If dark colors do come off on the towel I simply repeat with wipe on poly for a couple coats and then sand again. This time its nothing but an amber color coming off so it is now safe to move on to spraying.

You can use any spray poly that you want. I find that the simple rattle can Varathane brand from Home Depot works great on rosewood. Rosewood knobs have a tendency to leave tiny pin holes in the surface. The Varathane oil based spray goes on thicker. I can do a couple coats and then sand them down with 600 grit.

If you notice all the light “freckles” on the handles that is the pin holes I was talking about. It’s a bit of an involved process but so far spraying a couple coats and sanding is the best solution I have found. I have tried grain fillers but I haven’t dialed those in quite right yet. They tend not to be thin enough to properly fill those stupid tiny holes. More practice on fillers may yield better results.

A note about sanding – You do want to avoid sanding to roughly as it will leave scratches that are hard to come out and you risk burning right through the finish…especially on the edges of the handles. I go for getting a nice cloudy look on the handles, cleaning them with mineral spirits, and blowing them off real well with the compressor.

An example of a sanded set of handles

After 3 or 4 days of spraying and sanding you get a super clean set of handles.

Now if you’re like me and ruin great things at the last moment…you knock the handle off on the floor and chip in the process of taking photos.

I had to spend a couple days trying to fix it and it still didnt come out quite right. You can’t feel this weird spot but you can see where I had to epoxy fill it.

As soon as that hit the floor it was like getting punched right in the gut. The sound it made I knew in an instance it hit one of the important edges. Oh well if it wasn’t for mistakes we wouldn’t learn how to get better.
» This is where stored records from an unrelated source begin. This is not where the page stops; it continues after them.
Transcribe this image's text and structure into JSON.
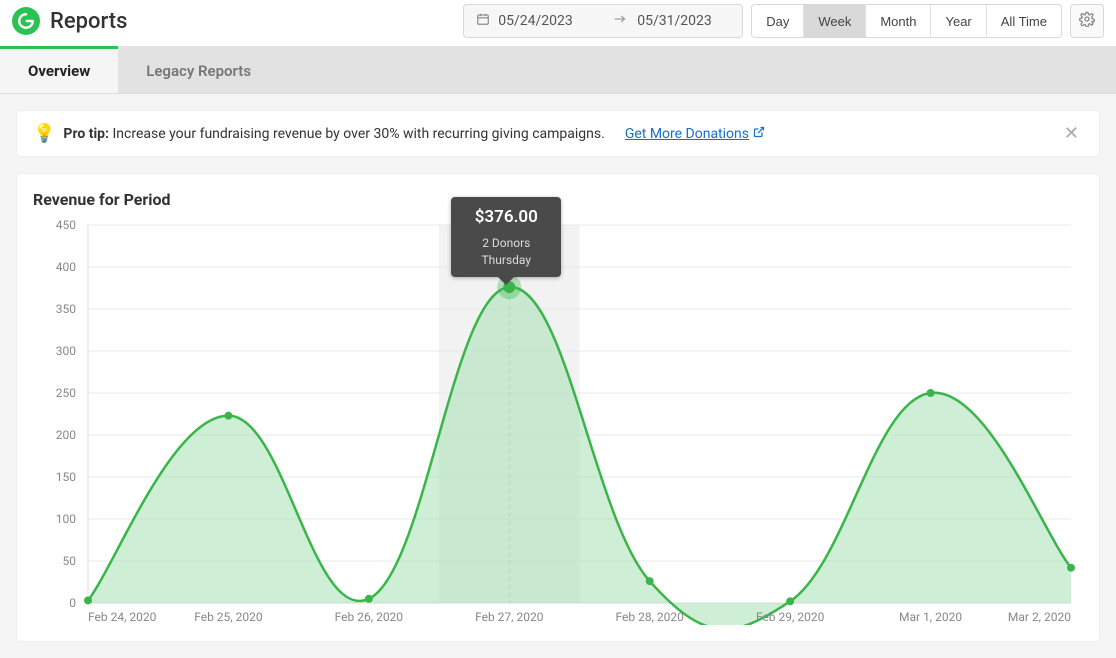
{
  "header": {
    "title": "Reports",
    "date_start": "05/24/2023",
    "date_end": "05/31/2023",
    "range_buttons": [
      "Day",
      "Week",
      "Month",
      "Year",
      "All Time"
    ],
    "range_active": "Week"
  },
  "tabs": [
    {
      "label": "Overview",
      "active": true
    },
    {
      "label": "Legacy Reports",
      "active": false
    }
  ],
  "protip": {
    "prefix": "Pro tip:",
    "body": "Increase your fundraising revenue by over 30% with recurring giving campaigns.",
    "link_label": "Get More Donations"
  },
  "chart": {
    "title": "Revenue for Period",
    "tooltip": {
      "amount": "$376.00",
      "line1": "2 Donors",
      "line2": "Thursday"
    }
  },
  "chart_data": {
    "type": "area",
    "categories": [
      "Feb 24, 2020",
      "Feb 25, 2020",
      "Feb 26, 2020",
      "Feb 27, 2020",
      "Feb 28, 2020",
      "Feb 29, 2020",
      "Mar 1, 2020",
      "Mar 2, 2020"
    ],
    "values": [
      3,
      223,
      5,
      376,
      26,
      2,
      250,
      42
    ],
    "ylabel": "",
    "xlabel": "",
    "ylim": [
      0,
      450
    ],
    "yticks": [
      0,
      50,
      100,
      150,
      200,
      250,
      300,
      350,
      400,
      450
    ],
    "highlight_index": 3,
    "colors": {
      "stroke": "#39b54a",
      "fill": "#a6e0b2"
    }
  }
}
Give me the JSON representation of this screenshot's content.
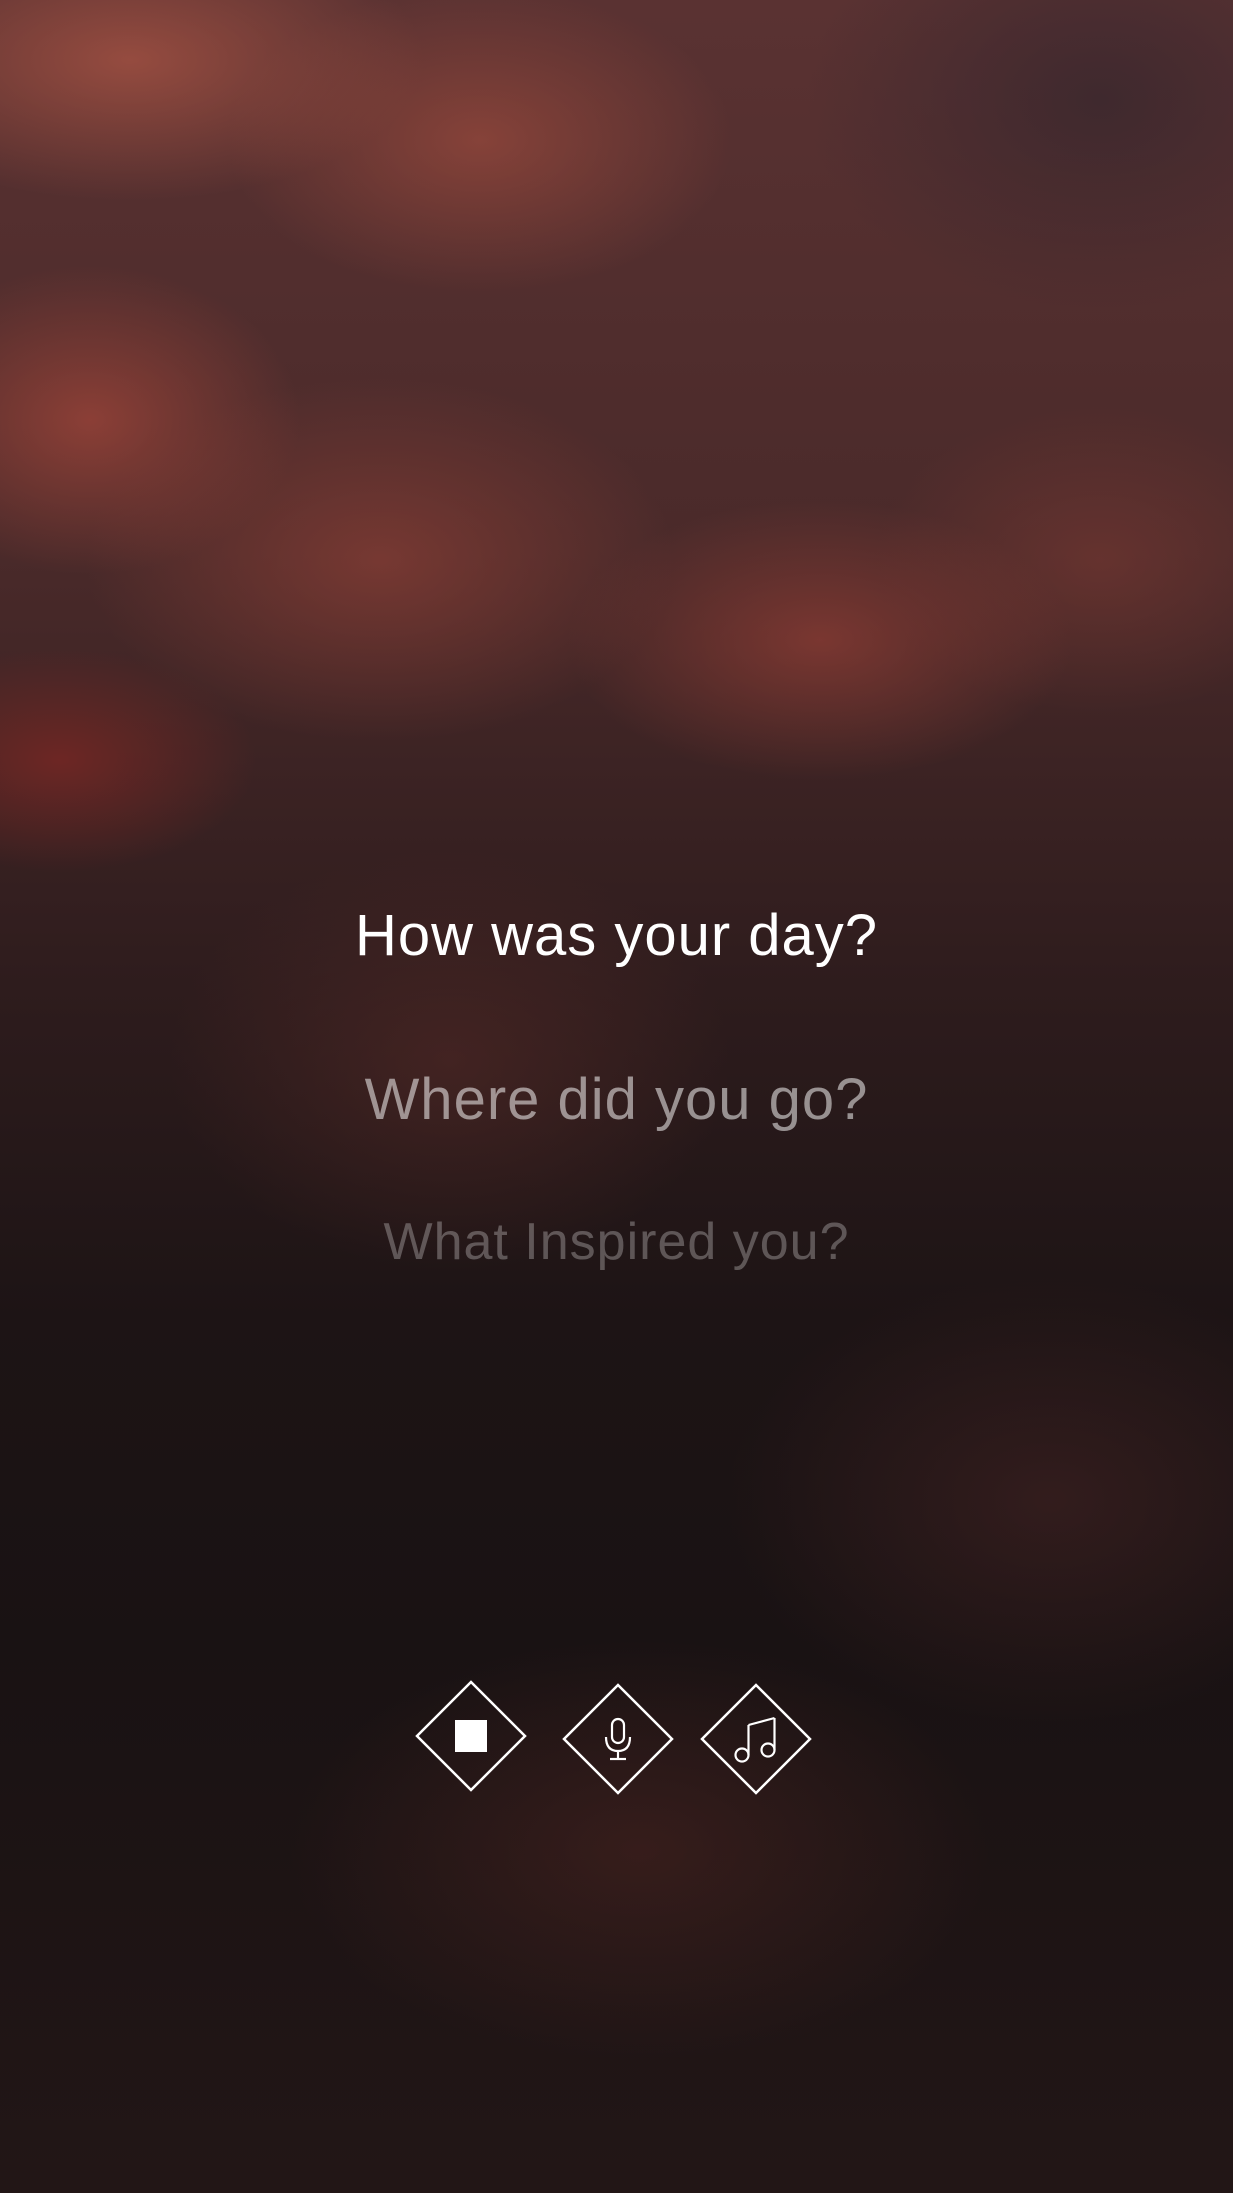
{
  "prompts": {
    "current": "How was your day?",
    "next": "Where did you go?",
    "later": "What Inspired you?"
  },
  "controls": {
    "stop_icon": "stop-icon",
    "mic_icon": "microphone-icon",
    "music_icon": "music-note-icon"
  },
  "colors": {
    "background_top": "#5a3232",
    "background_bottom": "#1a1213",
    "text_primary": "#ffffff",
    "icon_stroke": "#ffffff"
  }
}
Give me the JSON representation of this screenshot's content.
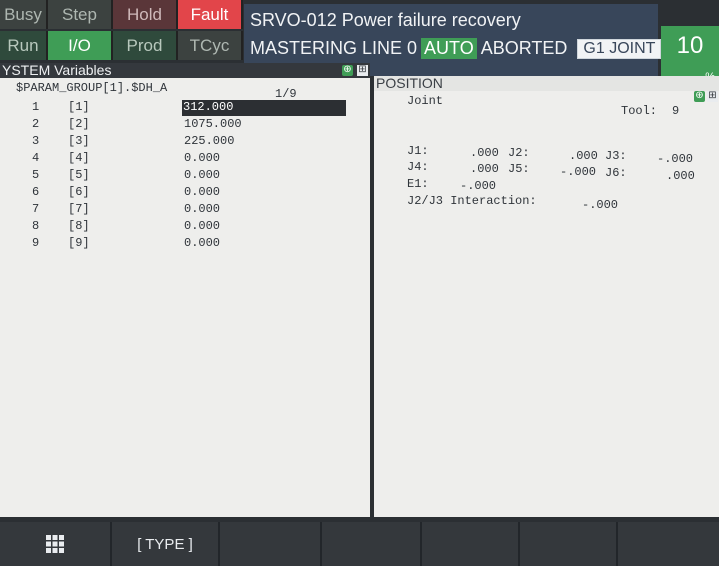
{
  "status": {
    "busy": "Busy",
    "step": "Step",
    "hold": "Hold",
    "fault": "Fault",
    "run": "Run",
    "io": "I/O",
    "prod": "Prod",
    "tcyc": "TCyc"
  },
  "message": {
    "alarm": "SRVO-012 Power failure recovery",
    "program": "MASTERING LINE 0",
    "mode": "AUTO",
    "state": "ABORTED",
    "group_coord": "G1 JOINT"
  },
  "override": {
    "value": "10",
    "unit": "%"
  },
  "left_panel": {
    "title": "YSTEM Variables",
    "path": "$PARAM_GROUP[1].$DH_A",
    "page": "1/9",
    "rows": [
      {
        "num": "1",
        "index": "[1]",
        "value": "312.000"
      },
      {
        "num": "2",
        "index": "[2]",
        "value": "1075.000"
      },
      {
        "num": "3",
        "index": "[3]",
        "value": "225.000"
      },
      {
        "num": "4",
        "index": "[4]",
        "value": "0.000"
      },
      {
        "num": "5",
        "index": "[5]",
        "value": "0.000"
      },
      {
        "num": "6",
        "index": "[6]",
        "value": "0.000"
      },
      {
        "num": "7",
        "index": "[7]",
        "value": "0.000"
      },
      {
        "num": "8",
        "index": "[8]",
        "value": "0.000"
      },
      {
        "num": "9",
        "index": "[9]",
        "value": "0.000"
      }
    ]
  },
  "right_panel": {
    "title": "POSITION",
    "mode": "Joint",
    "tool_label": "Tool:",
    "tool_value": "9",
    "j1_label": "J1:",
    "j1_value": ".000",
    "j2_label": "J2:",
    "j2_value": ".000",
    "j3_label": "J3:",
    "j3_value": "-.000",
    "j4_label": "J4:",
    "j4_value": ".000",
    "j5_label": "J5:",
    "j5_value": "-.000",
    "j6_label": "J6:",
    "j6_value": ".000",
    "e1_label": "E1:",
    "e1_value": "-.000",
    "interaction_label": "J2/J3 Interaction:",
    "interaction_value": "-.000"
  },
  "function_keys": {
    "menu_icon": "grid-icon",
    "f1": "[ TYPE ]"
  },
  "colors": {
    "auto_green": "#3f9d56",
    "fault_red": "#e2454a",
    "message_bg": "#38465a"
  }
}
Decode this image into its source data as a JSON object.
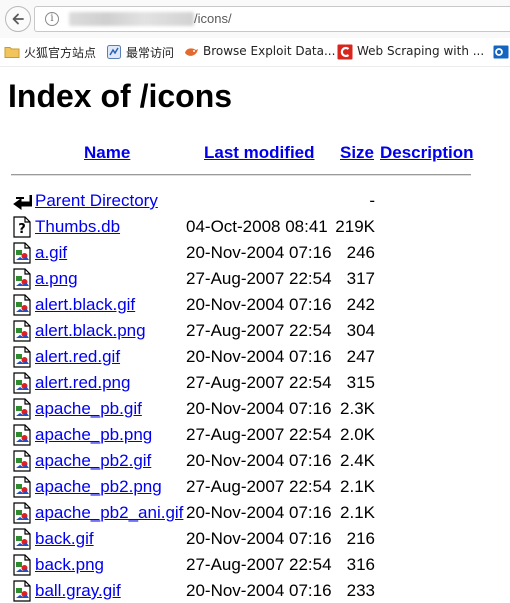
{
  "browser": {
    "url_path": "/icons/",
    "bookmarks": [
      {
        "label": "火狐官方站点",
        "icon": "folder-icon"
      },
      {
        "label": "最常访问",
        "icon": "most-visited-icon"
      },
      {
        "label": "Browse Exploit Data...",
        "icon": "exploit-db-icon"
      },
      {
        "label": "Web Scraping with ...",
        "icon": "web-scraping-icon"
      }
    ]
  },
  "page": {
    "title": "Index of /icons",
    "headers": {
      "name": "Name",
      "last_modified": "Last modified",
      "size": "Size",
      "description": "Description"
    },
    "parent": {
      "name": "Parent Directory",
      "size": "-"
    },
    "files": [
      {
        "name": "Thumbs.db",
        "date": "04-Oct-2008 08:41",
        "size": "219K",
        "icon": "unknown-file-icon"
      },
      {
        "name": "a.gif",
        "date": "20-Nov-2004 07:16",
        "size": "246",
        "icon": "image-file-icon"
      },
      {
        "name": "a.png",
        "date": "27-Aug-2007 22:54",
        "size": "317",
        "icon": "image-file-icon"
      },
      {
        "name": "alert.black.gif",
        "date": "20-Nov-2004 07:16",
        "size": "242",
        "icon": "image-file-icon"
      },
      {
        "name": "alert.black.png",
        "date": "27-Aug-2007 22:54",
        "size": "304",
        "icon": "image-file-icon"
      },
      {
        "name": "alert.red.gif",
        "date": "20-Nov-2004 07:16",
        "size": "247",
        "icon": "image-file-icon"
      },
      {
        "name": "alert.red.png",
        "date": "27-Aug-2007 22:54",
        "size": "315",
        "icon": "image-file-icon"
      },
      {
        "name": "apache_pb.gif",
        "date": "20-Nov-2004 07:16",
        "size": "2.3K",
        "icon": "image-file-icon"
      },
      {
        "name": "apache_pb.png",
        "date": "27-Aug-2007 22:54",
        "size": "2.0K",
        "icon": "image-file-icon"
      },
      {
        "name": "apache_pb2.gif",
        "date": "20-Nov-2004 07:16",
        "size": "2.4K",
        "icon": "image-file-icon"
      },
      {
        "name": "apache_pb2.png",
        "date": "27-Aug-2007 22:54",
        "size": "2.1K",
        "icon": "image-file-icon"
      },
      {
        "name": "apache_pb2_ani.gif",
        "date": "20-Nov-2004 07:16",
        "size": "2.1K",
        "icon": "image-file-icon"
      },
      {
        "name": "back.gif",
        "date": "20-Nov-2004 07:16",
        "size": "216",
        "icon": "image-file-icon"
      },
      {
        "name": "back.png",
        "date": "27-Aug-2007 22:54",
        "size": "316",
        "icon": "image-file-icon"
      },
      {
        "name": "ball.gray.gif",
        "date": "20-Nov-2004 07:16",
        "size": "233",
        "icon": "image-file-icon"
      }
    ]
  }
}
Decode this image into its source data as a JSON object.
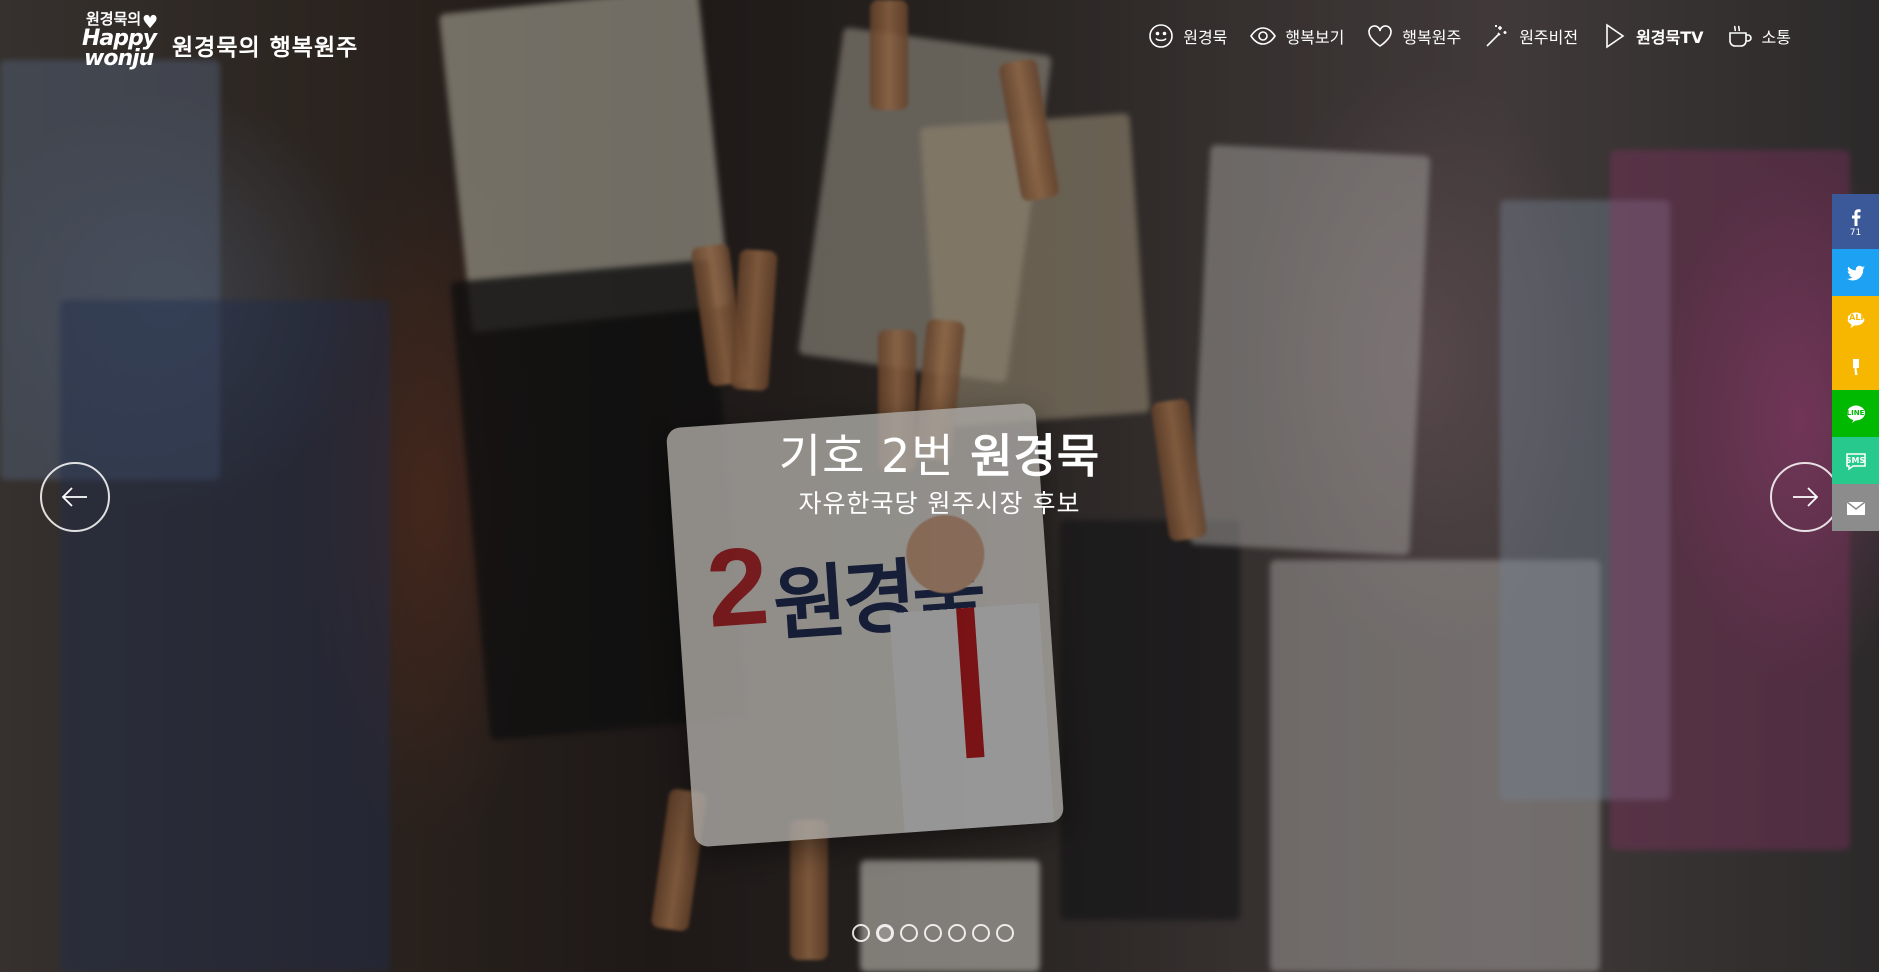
{
  "header": {
    "logo": {
      "line1": "원경묵의",
      "line2": "Happy",
      "line3": "wonju"
    },
    "site_title": "원경묵의 행복원주"
  },
  "nav": [
    {
      "label": "원경묵",
      "icon": "smiley-icon"
    },
    {
      "label": "행복보기",
      "icon": "eye-icon"
    },
    {
      "label": "행복원주",
      "icon": "heart-icon"
    },
    {
      "label": "원주비전",
      "icon": "magic-wand-icon"
    },
    {
      "label": "원경묵TV",
      "icon": "play-icon"
    },
    {
      "label": "소통",
      "icon": "coffee-cup-icon"
    }
  ],
  "hero": {
    "title_prefix": "기호 2번 ",
    "title_name": "원경묵",
    "subtitle": "자유한국당 원주시장 후보"
  },
  "poster": {
    "number": "2",
    "name": "원경묵"
  },
  "slider": {
    "dot_count": 7,
    "active_index": 1
  },
  "share": {
    "facebook_count": "71",
    "sms_label": "SMS",
    "talk_label": "TALK",
    "line_label": "LINE",
    "colors": {
      "facebook": "#3b5998",
      "twitter": "#1da1f2",
      "kakao": "#f7b600",
      "line": "#00b900",
      "sms": "#27c98c",
      "mail": "#8c8c8c"
    }
  }
}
Updated Process – As I mentioned earlier I am trying a new modification to my process. Instead of starting with wipe on poly I am testing out doing a Danish Oil flood coat to help revitalize the grain in the old dry handles. Then moving on to a couple coats of wipe on poly before spraying. The only downside is the Danish Oil taks about 3 days to fully cure but there is plenty of work on the plane to do in the meantime. So far the 4 sets I have done like this are coming out fantastic with a great deal less involvement on my part.

2 comments so far

View KYtoolsmith's profile


253 posts in 1311 days

#1 posted 01-04-2022 10:32 AM

Excellent coverage on perhaps the most difficult and time consuming part of a restoration. Filling the pores in the wood is an area that frustrates me also.
Great work!
Regards, The Kentucky Toolsmith!

-- "Good enough" is just another way of saying "it could be better"...

View Dave Polaschek's profile

Dave Polaschek

10241 posts in 2033 days

#2 posted 01-06-2022 04:17 AM

If I can’t fill the grain with Rockler wunderfill of a good color, diluted 50-50 with tap water (works well for large grain, but not for smaller), I use the lightest blonde shellac I can get in a 1# cut and 1500 or 2000 grit wet-dry paper. Apply heavily (for shellac) and sand immediately (i.e. while the shellac is still wet) to work the sanding dust into the grain. Then apply a light layer with a pad, rubbing until it just starts to stick. Repeat one or two times. A lot less clock-time than using a Danish oil, but more working time, perhaps. But I generally only need to do that for small areas, so it goes pretty quickly.

-- Dave - Santa Fe

Have your say...

You must be signed in to post the comments.

DISCLAIMER: Any posts on LJ are posted by individuals acting in their own right and do not necessarily reflect the views of LJ. LJ will not be held liable for the actions of any user.

Latest Projects | Latest Blog Entries | Latest Forum Topics